When I got to work, my cubicle looked strangely different. Something wasn’t right. My finger was throbbing by this point. I had been picking at it with my thumb in my coat pocket for the entire walk from the bus stop to my office and it was so sore but I just couldn’t stop aggravating it. But what the hell was up with my cubicle?
Craig walked past then and tapped me on the shoulders with both hands in a weird way. Craig was always behaving in ways people really shouldn’t. He rode a scooter everywhere, for one thing, and had a girlfriend who was morbidly obese and dressed like the host of a 1930s horror revue. This morning, Craig is eating prunes and I know this because I can see their sludgy remains in his mouth when he talks at me.
“How’s it going, Ted?” Sludge. Munch. Prunes.
“Alright. How are you, Craig.”
“Good for you.” I tried to squeeze past Craig and into my cubicle, which is a difficult manoeuvre, but one I have practiced often enough. Except this time, he stepped in front of me so I couldn’t get past.
“That’s a sweet throw,” he said.
“That cosy throw, on your chair.”
I looked over to my chair and sure enough, that was the thing that was different about my cubicle: a soft throw rug slung across the back of my chair. “That’s weird,” I said.
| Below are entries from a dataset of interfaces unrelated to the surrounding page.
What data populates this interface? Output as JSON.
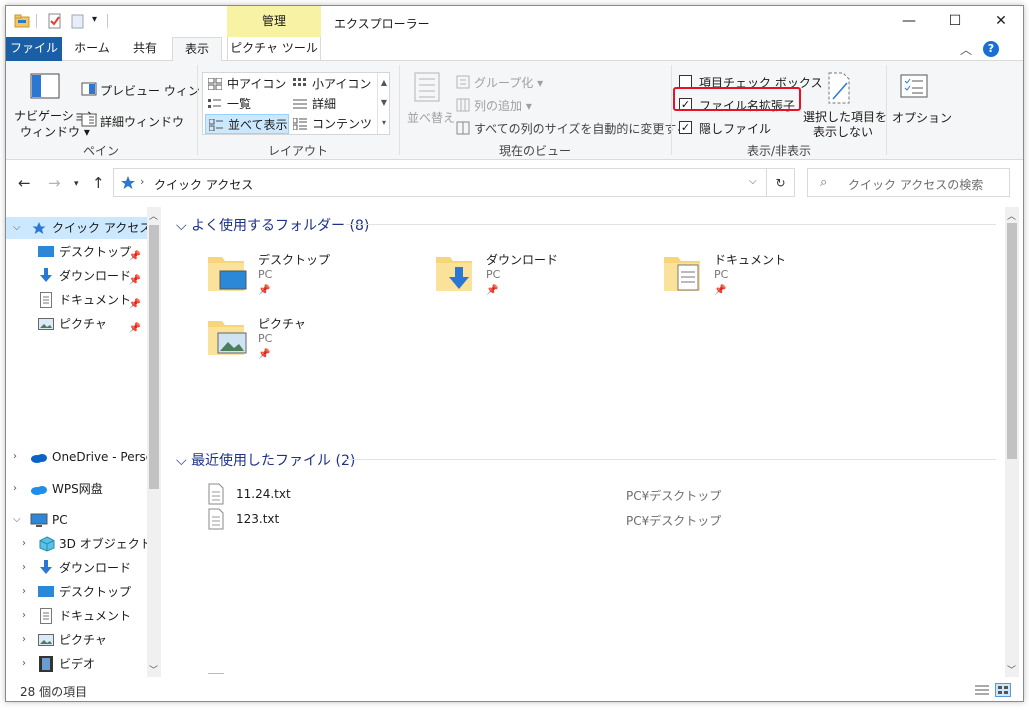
{
  "titlebar": {
    "title": "エクスプローラー",
    "context_tab": "管理",
    "minimize": "—",
    "maximize": "☐",
    "close": "✕"
  },
  "tabs": {
    "file": "ファイル",
    "home": "ホーム",
    "share": "共有",
    "view": "表示",
    "picture_tools": "ピクチャ ツール",
    "expand": "︿",
    "help": "?"
  },
  "ribbon": {
    "pane": {
      "nav_pane_line1": "ナビゲーション",
      "nav_pane_line2": "ウィンドウ ▾",
      "preview_pane": "プレビュー ウィンドウ",
      "details_pane": "詳細ウィンドウ",
      "label": "ペイン"
    },
    "layout": {
      "medium_icons": "中アイコン",
      "small_icons": "小アイコン",
      "list": "一覧",
      "details": "詳細",
      "tiles": "並べて表示",
      "content": "コンテンツ",
      "label": "レイアウト"
    },
    "current_view": {
      "sort_by": "並べ替え",
      "group_by": "グループ化 ▾",
      "add_columns": "列の追加 ▾",
      "size_all_columns": "すべての列のサイズを自動的に変更する",
      "label": "現在のビュー"
    },
    "show_hide": {
      "item_check_boxes": "項目チェック ボックス",
      "file_name_extensions": "ファイル名拡張子",
      "hidden_items": "隠しファイル",
      "item_check_boxes_checked": false,
      "file_name_extensions_checked": true,
      "hidden_items_checked": true,
      "hide_selected_line1": "選択した項目を",
      "hide_selected_line2": "表示しない",
      "label": "表示/非表示"
    },
    "options": "オプション"
  },
  "address": {
    "path": "クイック アクセス",
    "search_placeholder": "クイック アクセスの検索"
  },
  "navpane": {
    "items": [
      {
        "label": "クイック アクセス",
        "selected": true,
        "pinned": false,
        "icon": "star-icon"
      },
      {
        "label": "デスクトップ",
        "pinned": true,
        "icon": "desktop-icon"
      },
      {
        "label": "ダウンロード",
        "pinned": true,
        "icon": "download-icon"
      },
      {
        "label": "ドキュメント",
        "pinned": true,
        "icon": "document-icon"
      },
      {
        "label": "ピクチャ",
        "pinned": true,
        "icon": "picture-icon"
      },
      {
        "label": "OneDrive - Persor",
        "icon": "cloud-icon"
      },
      {
        "label": "WPS网盘",
        "icon": "cloud-icon"
      },
      {
        "label": "PC",
        "icon": "pc-icon"
      },
      {
        "label": "3D オブジェクト",
        "icon": "cube-icon"
      },
      {
        "label": "ダウンロード",
        "icon": "download-icon"
      },
      {
        "label": "デスクトップ",
        "icon": "desktop-icon"
      },
      {
        "label": "ドキュメント",
        "icon": "document-icon"
      },
      {
        "label": "ピクチャ",
        "icon": "picture-icon"
      },
      {
        "label": "ビデオ",
        "icon": "video-icon"
      }
    ]
  },
  "content": {
    "frequent_header": "よく使用するフォルダー (8)",
    "recent_header": "最近使用したファイル (2)",
    "folders": [
      {
        "name": "デスクトップ",
        "location": "PC"
      },
      {
        "name": "ダウンロード",
        "location": "PC"
      },
      {
        "name": "ドキュメント",
        "location": "PC"
      },
      {
        "name": "ピクチャ",
        "location": "PC"
      }
    ],
    "files": [
      {
        "name": "11.24.txt",
        "location": "PC¥デスクトップ"
      },
      {
        "name": "123.txt",
        "location": "PC¥デスクトップ"
      }
    ]
  },
  "status": {
    "item_count": "28 個の項目"
  }
}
“How’d you score it?” asked Craig.
“I didn’t score it,” I told him. “I’ve never seen that thing before.” Craig nodded, but didn’t move, as if I was holding something back from him. “Anyway,” I said. “Should probably start some work.” Craig threw three more prunes to their death.
All day, it was either the grit in my finger (which I swear was getting bigger) or someone popping their head over my cubicle to check out my new throw. “Looks cosy,” they all said, and it was cosy, but I couldn’t understand why it was such an attraction. Some of them lingered there, disembodied faces above my wall dividers, waiting for something. I even offered it to Trudy from accounts, who had begun to look like a dog at a butcher’s window, but she just turned up her nose at me when I held the throw out to her, like it was a poisoned chalice. “Couldn’t possibly deprive you of such a soft, luxurious throw,” were the actual words she used.
By the end of the day, an official memo landed on my desk, put there by Craig himself, who had left tell-tale pruny fingerprints all over the manila envelope. Employees are NOT to bring to work any “comfort” accessories, i.e. cushions, pillows or fuzzy warm throws to work unless otherwise approved by a medical professional and management. Not only does this issue contravene many Health and Safety issues, it does affect the morale of other staff members, those of whom who do not have the financial security to purchase such luxury items as a chocolate cashmere shawl to cuddle up to during the day. It was the most ridiculous thing I had ever read.
I stuffed the throw into my bag, now that it was banned from my workplace, and set off for home. I was only fifteen metres from the bus stop when I fainted. As they told me in the hospital later, the black spot under my fingernail had turned out to be a particularly aggressive cattle tick, which I can only assume had burrowed into me on a recent bushwalking trip. The doctors kept saying how lucky I was to have collapsed in such a well-populated area. Apparently if it had gone untreated over night I may well have died. But what the doctors were really interested in was my cosy, comfortable throw. When I finally offered it to a particularly insistent toxicologist, he just shook is head and said, “You just really don’t understand anything about your throw, do you.”